» STUDY MATERIAL
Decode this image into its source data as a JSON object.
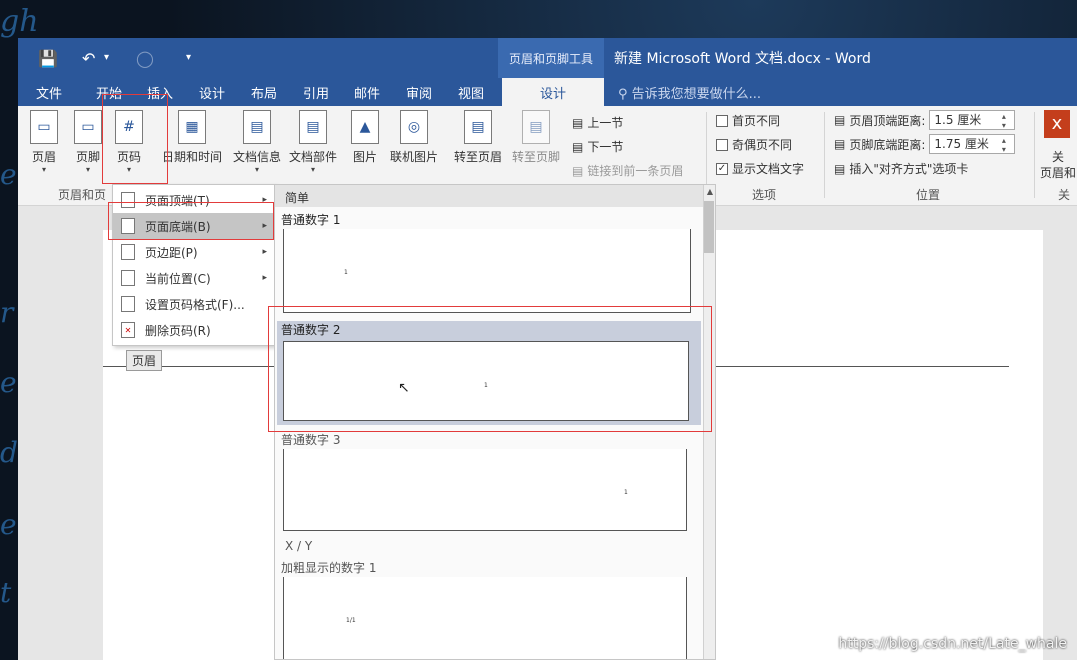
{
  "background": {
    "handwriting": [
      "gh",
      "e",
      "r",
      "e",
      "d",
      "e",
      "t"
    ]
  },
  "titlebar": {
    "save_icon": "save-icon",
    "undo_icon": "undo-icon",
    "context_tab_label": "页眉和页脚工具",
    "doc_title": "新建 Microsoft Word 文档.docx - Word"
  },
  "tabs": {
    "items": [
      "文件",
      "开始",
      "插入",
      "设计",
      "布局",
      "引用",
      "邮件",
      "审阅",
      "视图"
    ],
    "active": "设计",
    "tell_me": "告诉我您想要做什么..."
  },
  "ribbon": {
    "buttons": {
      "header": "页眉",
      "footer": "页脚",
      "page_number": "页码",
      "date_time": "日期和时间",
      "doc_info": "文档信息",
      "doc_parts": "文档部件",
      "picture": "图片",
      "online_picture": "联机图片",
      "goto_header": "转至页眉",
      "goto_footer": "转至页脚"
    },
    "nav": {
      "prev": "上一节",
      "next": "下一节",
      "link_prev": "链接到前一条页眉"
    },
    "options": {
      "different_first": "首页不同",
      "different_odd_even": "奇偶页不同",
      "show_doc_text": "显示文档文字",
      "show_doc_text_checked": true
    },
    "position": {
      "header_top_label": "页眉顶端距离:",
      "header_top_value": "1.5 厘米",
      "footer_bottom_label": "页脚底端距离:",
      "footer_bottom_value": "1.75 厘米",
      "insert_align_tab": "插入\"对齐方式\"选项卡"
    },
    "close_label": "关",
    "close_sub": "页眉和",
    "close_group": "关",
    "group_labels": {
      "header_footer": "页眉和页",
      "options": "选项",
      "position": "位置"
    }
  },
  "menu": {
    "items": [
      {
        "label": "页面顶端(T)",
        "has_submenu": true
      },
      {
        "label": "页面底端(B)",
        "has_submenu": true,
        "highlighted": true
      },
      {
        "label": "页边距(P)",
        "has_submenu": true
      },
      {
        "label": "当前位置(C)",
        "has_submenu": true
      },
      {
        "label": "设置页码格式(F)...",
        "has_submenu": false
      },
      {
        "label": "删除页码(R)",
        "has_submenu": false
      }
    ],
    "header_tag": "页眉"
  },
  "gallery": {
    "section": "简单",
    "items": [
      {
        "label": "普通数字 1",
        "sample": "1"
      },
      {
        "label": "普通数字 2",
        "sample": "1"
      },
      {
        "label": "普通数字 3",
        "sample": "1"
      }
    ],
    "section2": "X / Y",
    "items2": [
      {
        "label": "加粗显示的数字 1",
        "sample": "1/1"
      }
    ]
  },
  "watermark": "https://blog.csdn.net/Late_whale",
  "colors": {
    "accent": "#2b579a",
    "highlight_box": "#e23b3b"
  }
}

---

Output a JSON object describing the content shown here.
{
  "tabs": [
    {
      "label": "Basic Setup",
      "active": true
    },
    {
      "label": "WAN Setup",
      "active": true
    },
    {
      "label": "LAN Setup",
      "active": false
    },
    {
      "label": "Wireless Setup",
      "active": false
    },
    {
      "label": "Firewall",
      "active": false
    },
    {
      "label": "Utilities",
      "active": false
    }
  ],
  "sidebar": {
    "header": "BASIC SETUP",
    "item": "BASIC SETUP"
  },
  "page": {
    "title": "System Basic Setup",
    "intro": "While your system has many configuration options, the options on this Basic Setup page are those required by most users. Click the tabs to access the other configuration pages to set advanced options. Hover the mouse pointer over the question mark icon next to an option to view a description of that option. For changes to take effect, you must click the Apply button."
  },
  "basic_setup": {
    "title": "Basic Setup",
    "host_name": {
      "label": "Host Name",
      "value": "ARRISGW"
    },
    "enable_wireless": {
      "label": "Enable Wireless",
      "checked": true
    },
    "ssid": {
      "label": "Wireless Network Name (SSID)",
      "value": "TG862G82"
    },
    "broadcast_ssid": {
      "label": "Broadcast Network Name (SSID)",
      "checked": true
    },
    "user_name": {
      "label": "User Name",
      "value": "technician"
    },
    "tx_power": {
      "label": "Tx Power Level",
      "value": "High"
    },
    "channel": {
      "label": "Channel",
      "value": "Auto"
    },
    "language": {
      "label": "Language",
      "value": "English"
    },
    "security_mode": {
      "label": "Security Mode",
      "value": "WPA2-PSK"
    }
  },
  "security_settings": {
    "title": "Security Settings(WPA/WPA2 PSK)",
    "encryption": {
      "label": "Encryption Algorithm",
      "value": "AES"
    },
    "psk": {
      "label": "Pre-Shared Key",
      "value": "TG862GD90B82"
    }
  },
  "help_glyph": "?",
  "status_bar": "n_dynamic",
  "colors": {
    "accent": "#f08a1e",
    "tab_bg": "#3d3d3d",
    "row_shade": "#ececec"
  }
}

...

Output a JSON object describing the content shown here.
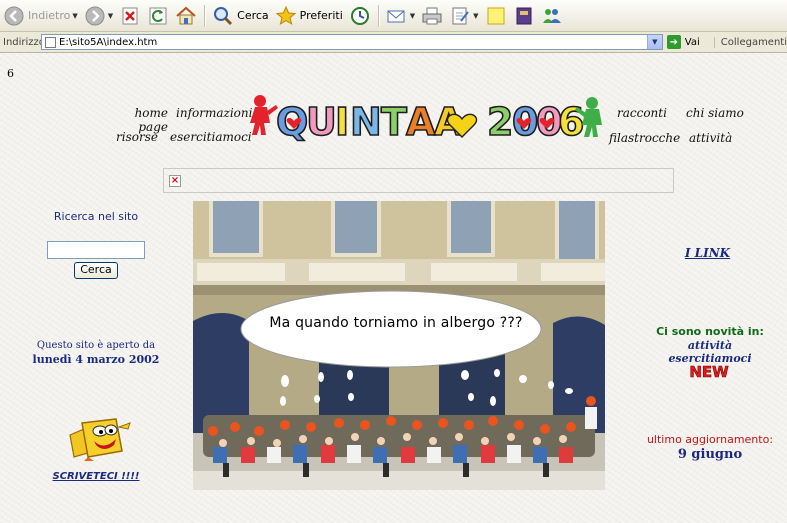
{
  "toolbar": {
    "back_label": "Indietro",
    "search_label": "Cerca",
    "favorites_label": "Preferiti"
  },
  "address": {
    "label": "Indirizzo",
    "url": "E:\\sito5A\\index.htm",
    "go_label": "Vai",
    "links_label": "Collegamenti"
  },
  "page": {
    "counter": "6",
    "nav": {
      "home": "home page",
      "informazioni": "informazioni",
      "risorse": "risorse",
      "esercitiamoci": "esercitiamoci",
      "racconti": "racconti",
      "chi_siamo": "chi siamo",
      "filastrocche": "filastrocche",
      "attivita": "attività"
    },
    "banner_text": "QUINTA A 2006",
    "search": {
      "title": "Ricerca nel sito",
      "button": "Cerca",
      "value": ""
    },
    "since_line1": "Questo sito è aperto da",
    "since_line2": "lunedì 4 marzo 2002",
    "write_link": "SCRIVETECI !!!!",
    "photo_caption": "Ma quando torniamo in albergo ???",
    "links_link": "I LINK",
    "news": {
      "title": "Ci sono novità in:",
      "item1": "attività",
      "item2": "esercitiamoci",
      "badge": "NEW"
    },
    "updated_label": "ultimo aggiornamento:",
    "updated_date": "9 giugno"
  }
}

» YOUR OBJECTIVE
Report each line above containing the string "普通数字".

» WRITTEN SOLUTION
        "label": "普通数字 1",
        "label": "普通数字 2",
        "label": "普通数字 3",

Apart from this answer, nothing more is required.